This trend has obvious implications for car-makers and dealers, however, it also has implications for all high involvement consumer purchases. The traditional wisdom has been that real estate agents, financial institutions, and even luxury product retailers, all needed a storefront to enable prospective customers to engage face-to-face with the sales person. This was based on the premise that the sales person would assist the customer to identify their needs and to make their purchase decision; and hopefully to upsell them in the process. But its pretty easy to see that once consumers get comfortable with online car purchasing, they are going to want to do it in other categories.

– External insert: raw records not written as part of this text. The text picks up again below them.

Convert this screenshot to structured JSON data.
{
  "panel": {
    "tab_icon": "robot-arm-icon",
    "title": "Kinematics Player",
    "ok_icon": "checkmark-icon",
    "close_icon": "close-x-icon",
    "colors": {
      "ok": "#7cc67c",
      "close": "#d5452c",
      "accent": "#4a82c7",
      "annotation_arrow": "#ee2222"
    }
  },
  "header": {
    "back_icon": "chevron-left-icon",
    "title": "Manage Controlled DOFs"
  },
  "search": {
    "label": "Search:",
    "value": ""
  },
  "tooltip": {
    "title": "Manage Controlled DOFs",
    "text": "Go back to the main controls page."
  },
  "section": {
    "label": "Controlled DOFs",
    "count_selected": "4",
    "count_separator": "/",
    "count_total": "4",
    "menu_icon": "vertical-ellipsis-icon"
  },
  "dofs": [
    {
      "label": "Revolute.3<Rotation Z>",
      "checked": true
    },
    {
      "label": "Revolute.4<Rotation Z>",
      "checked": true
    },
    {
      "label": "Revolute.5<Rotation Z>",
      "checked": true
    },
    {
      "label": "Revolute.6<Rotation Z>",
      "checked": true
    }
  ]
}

Organisations attempting to sell traditionally high touch, high involvement products and services are justifiably concerned given their investment in physical stores. However, they should also be keeping a close eye on four other facets of the new digital purchasing process:
2.Pier group reviews and ratings
3.The ease of price comparison
4.The huge reluctance to engage with ‘the slippery sales person’
In the past, it was only the obsessive/compulsive personalities, or those with lots of free time, who undertook exhaustive research before making a major purchase decision. In the digital world, however, many consumers actually enjoy ferreting around online for the smallest details, and because it can be done in their downtime on their smartphones, they do it a lot. In practical terms, this means that those organisations that fail to supply a large range of information about their product or service may be perceived as shallow, or even of trying to hide something!
Similarly, customers used to rely on the limited experiences of their friends and workmates, and a few magazine articles, for product ratings and reviews. Through the wonder of the internet, every consumer now has access to a global network of reviewers and a seemingly infinite number of rating systems. And customers love them all! Brands must be prepared to participate on a wider scale and make themselves available for more frequent, and more intense, ratings and reviews.
Unfortunately for any organisation selling any non-exclusive product or service, consumers are now well aware that they can quickly and easily compare prices via comparison websites. Since most of these websites limit the variables utilised in their comparisons, consumers are inevitably directed to compare the items on price rather than their features. This is particularly challenging for those retailers or service organisations for whom their in-store experience was a large part of their customer appeal. These organisations may have to either change their model, or find new and more effective ways to communicate their unique service experience.
Consumers today want to be as well armed with as much ‘objective’ information as possible before engaging with the sales person, which is often the last step, and regarded as the necessary evil. For sellers of high involvement products and services, the good old days are gone or quickly going. Success in the digital age will require a very different mind-set, and some radically different approaches to marketing and communicating with customers.